On a recent “Ask Me Anything” on Instagram, we received numerous questions on how to fuel for training. Lauren MacLeod, MUIR content editor and mountain sports dietitian, dives deeper into the answers.
Runners have their own unique nutrition needs. In this article we’ll cut through the noise, debunk nutrition myths, and get specific about what you can do to enhance training, increase energy, and optimize recovery when you’re out on the trails.
1. Eat a high carbohydrate snack 30 minutes to 1 hour before training
Before a long training run, it’s necessary to find balance between nourishing yourself and preventing digestive discomfort. Try to choose snacks that are low in fat and fiber and moderate in protein. These nutrients slow down digestion and may increase gastrointestinal (GI) distress.

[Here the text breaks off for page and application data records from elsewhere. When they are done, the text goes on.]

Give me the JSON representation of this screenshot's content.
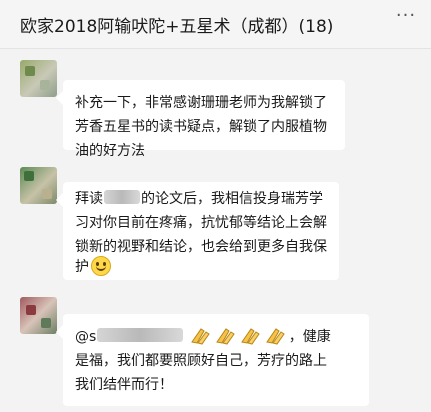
{
  "header": {
    "title": "欧家2018阿输吠陀+五星术（成都）(18)",
    "more_glyph": "···"
  },
  "messages": [
    {
      "lines": [
        "补充一下，非常感谢珊珊老师为我解锁了",
        "芳香五星书的读书疑点，解锁了内服植物",
        "油的好方法"
      ]
    },
    {
      "line1_prefix": "拜读",
      "line1_suffix": "的论文后，我相信投身瑞芳学",
      "lines_rest": [
        "习对你目前在疼痛，抗忧郁等结论上会解",
        "锁新的视野和结论，也会给到更多自我保"
      ],
      "last_line": "护",
      "emoji": "smile-emoji"
    },
    {
      "mention_prefix": "@s",
      "after_emojis": "，健康",
      "emojis": [
        "clap-emoji",
        "clap-emoji",
        "clap-emoji",
        "clap-emoji"
      ],
      "lines_rest": [
        "是福，我们都要照顾好自己，芳疗的路上",
        "我们结伴而行！"
      ]
    }
  ],
  "colors": {
    "window_bg": "#f3f3f3",
    "bubble_bg": "#ffffff",
    "emoji_yellow": "#ffd84a"
  }
}
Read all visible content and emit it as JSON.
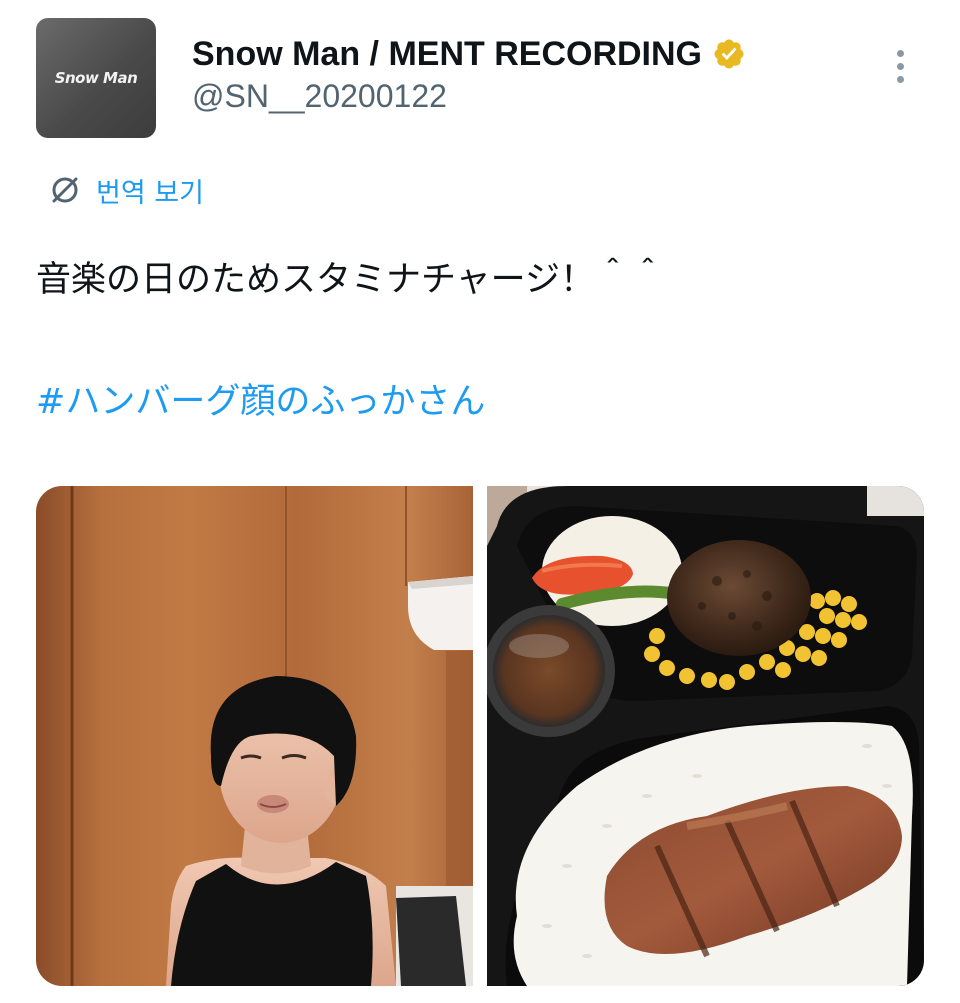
{
  "author": {
    "display_name": "Snow Man / MENT RECORDING",
    "handle": "@SN__20200122",
    "avatar_text": "Snow Man",
    "verified_icon": "verified-badge-gold",
    "verified_color": "#e8b923"
  },
  "translate": {
    "label": "번역 보기",
    "icon": "translate-globe-icon"
  },
  "tweet": {
    "text": "音楽の日のためスタミナチャージ！＾＾",
    "hashtag": "#ハンバーグ顔のふっかさん"
  },
  "colors": {
    "link": "#1d9bf0",
    "secondary": "#536471",
    "text": "#0f1419"
  },
  "media": [
    {
      "description_icon": "photo-man-pouting"
    },
    {
      "description_icon": "photo-hamburg-bento"
    }
  ]
}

Some options include:
- MUIR fast burning gels
- Fruit smoothie made with apple or orange juice
- Fruit and granola bar
- Toast with peanut butter and banana
- Dried fruit on its own
- Sports drink or juice
2. Eat an easy-to-digest snack every hour on the hour
If you train for longer than one hour, eat an easy-to-digest snack every hour on the hour. Pre-fueling ensures your muscles have a continuous supply of energy to keep you going. See the above examples of pre-training snacks for more ideas.
For runs that pass the two hour mark, it’s important to start thinking about protein and fats too. Protein begins the process of muscle recovery, while fats are the most dense source of calories. Ultra running burns incredible amounts of calories, and it can be tough to get enough from carbs alone. Consider adding in:
- MUIR slow burning gels
- Peanut butter + fruit or jelly sandwich
- Trail mix
- Nut butter packets
Along the same lines, I do not recommend running fasted unless you’re training for less than one hour. Staying well-nourished is the key to training effectively.
3. Remember protein AND carbs for recovery
About 1-2 hours after a run, make a meal or snack that contains carbohydrates and protein. These two nutrients need to work together to build muscle and replenish energy storage – that protein powder won’t do the trick on its own. Need an idea for what to eat after training? Check out my recovery smoothie recipe below.
4. To help fight inflammation, include fats with meals
Some level of inflammation is normal after exercise, but too much can impact your ability to recover and rest up for your next training session. Choosing unsaturated fats and omega-3 fatty acids can help with both modulating inflammation and keeping blood sugar balanced so you don’t crash between training sessions.
Recommended fat sources for athletes:
- MUIR slow burning gels, which contain nut butter
- Nut-based trail mix
- Plant-based oil (canola, olive, avocado, sunflower seed, sesame)
- Fatty fish (salmon, tuna, pollock, catfish)
Staying hydrated while running is a constant struggle. Make sure you consistently drink enough water, not just during training but throughout the day. Some symptoms of dehydration (that don’t include thirst) are trouble focusing, fatigue, and dizziness. You don’t want these issues getting in the way of your training! Try to get about half your weight in ounces of fluid per day.
For example, if you weigh 150 pounds, aim for 75 ounces of water per day.
Other sources of fluids include juice, smoothies, soup, and high-water foods like melons, grapes, and cucumbers.
Try these nutrition tips on your next training run!
Bonus: Training Run Recovery Smoothie
This smoothie contains carbohydrates, protein, fats, and fruits to help athletes recover from training, manage inflammation, and balance energy.
- 1 medium banana, frozen
- 1 Ping pong ball-sized scoop of nut butter OR 2 MUIR Cashew Vanilla slow burning gels
- 1 cup milk or milk alternative of choice (soymilk is my personal favorite)
- 2 scoops chocolate protein powder of choice OR 1 cup plain dairy yogurt and a spoonful of cocoa powder
Blend until smooth.